My God, how long it's been since I thought her name to myself. Seeing it now, written down here, it brings me pain. Deep, old pain.
She was mine. Body, heart, mind, and soul. Never had I possessed anyone so completely, nor had anyone so completely possessed me. It was her lesson to me, one that I carried next to my heart the many years I had to live without her, that I could not take of her without giving half of myself in return. And it was a feeling of completeness unlike any I had ever known.
Not a night passes that I don't think of her. My mind has grown a bit softer as I get on with my years. It's hard for me to admit that, but it's as plain as the fact that the hand that clutches the pen is wrinkled and shot through with arthritis, that my eyesight is dim enough that I have to almost press my nose to the paper, and that my voice shakes with age as I bother Yahiko for more ink.
Yahiko… He's old now too. His hair long since turned the color of snow, his eyes dark and tired over bangs he never finds the time or inclination to cut. He still teaches the Kamiya Kasshin-ryu here at the dojo. I'm not certain whether it's odd or perfectly fitting that he is the one who passes on Jou-chan's legacy instead of Kaoru's own son. Maybe Kenji didn't have the head for teaching. Or maybe it just, as I said, seemed more "fitting" that Yahiko be the one. He seems...to have more pride in it.
I never really got the chance to know Kenji very well. I regret that. I also missed most of Yahiko's best years, out spending the days of our youth seeing what I could of the world. I regret that much more sharply. He'd turned into quite a fine young man, and a brilliant swordsman. I wish I could have seen him in his prime.
I wish for a great many things, but in the end I know things will continue regardless of me just as they always have.
This small dojo has meant so much to us. Its doors opened wide and offering a home to ones who might have otherwise never known what a home could really be. Even as I wandered from Japan, the Kamiya dojo remained the place, somewhere back in my thoughts where I didn't have to embarrass myself by dwelling on it, where if I went back there, they would take me in, anytime. Because it was "home." Because there were people who cared for me there.
Though now it's only Yahiko who'll miss me when I go.
He knows. I can see it in his eyes when he looks at me sometimes. There will be moments when he opens his mouth as though to speak, then close it again, unable to make the words come.
Maybe something like, "Did you come home to die, Sano?"
And I guess the answer would be yes.
Winter's ending, and I'm thinking I might fade away some time in the spring. I've been living with ghosts the past two years since I've been back. Sleeping in Kenshin's old room. Sometimes it's almost like I can expect to walk outside and see him with his sleeves tied back, hanging out the wash to dry, or chopping logs or carrying in groceries or any of those other chores he spent most of his day doing.
Sometimes I get a sense of our Jou-chan as well, dwelling strongly between these walls.
I miss them.
Nostalgia's a funny thing… It's what made me decide to take up this pen, and fill these pages.

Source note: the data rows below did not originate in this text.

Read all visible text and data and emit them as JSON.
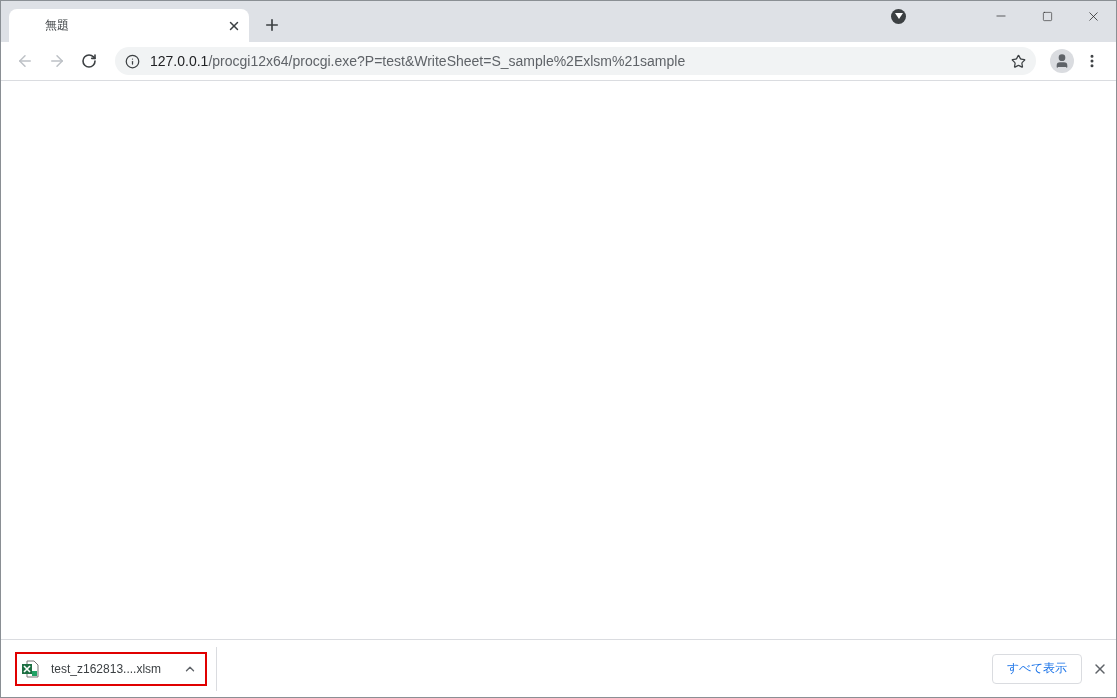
{
  "tab": {
    "title": "無題",
    "selected": true
  },
  "address_bar": {
    "host": "127.0.0.1",
    "path": "/procgi12x64/procgi.exe?P=test&WriteSheet=S_sample%2Exlsm%21sample"
  },
  "download_shelf": {
    "items": [
      {
        "filename": "test_z162813....xlsm",
        "highlighted": true
      }
    ],
    "show_all": "すべて表示"
  }
}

That, and maybe another reason I can't really explain.
I never told anyone about Shino. I doubt anyone would have believed me anyway. It was…impossible. What happened was something that couldn't have really happened. I've spent my life since that point desperately hoping that it hadn't been just a really long, elaborate dream, something my mind forced me to believe when I was so desolate and lonely. Then sometimes I hoped that it was, because the loss of it was for a while more than I could bear. Easier to believe that it wasn't real. That I had just gone mad long ago, and getting old now is just an excuse for it.
But I can't believe that, not really.
She was real. I felt her, knew her. I breathed her, drank her. She smelled of sandalwood and spring wind. Purple lightning. I kissed the scars on her face, trying to heal the pain there. She was real. That place, the backwards mirror of my home, it was real too. I don't know how it was, but it was.
My fear…is that woman will be forgotten once I am gone.
When I finish this narrative and put it away, someone will find it when they go through my things after they put me in the ground. Yahiko most likely. Even he might think these are the foolish dreams of a crazy old man.
But he, and anyone else reading this will know Shino's name. Whether they believe she existed or not doesn't matter. In some form, she'd be remembered.
And that thought alone brings me comfort.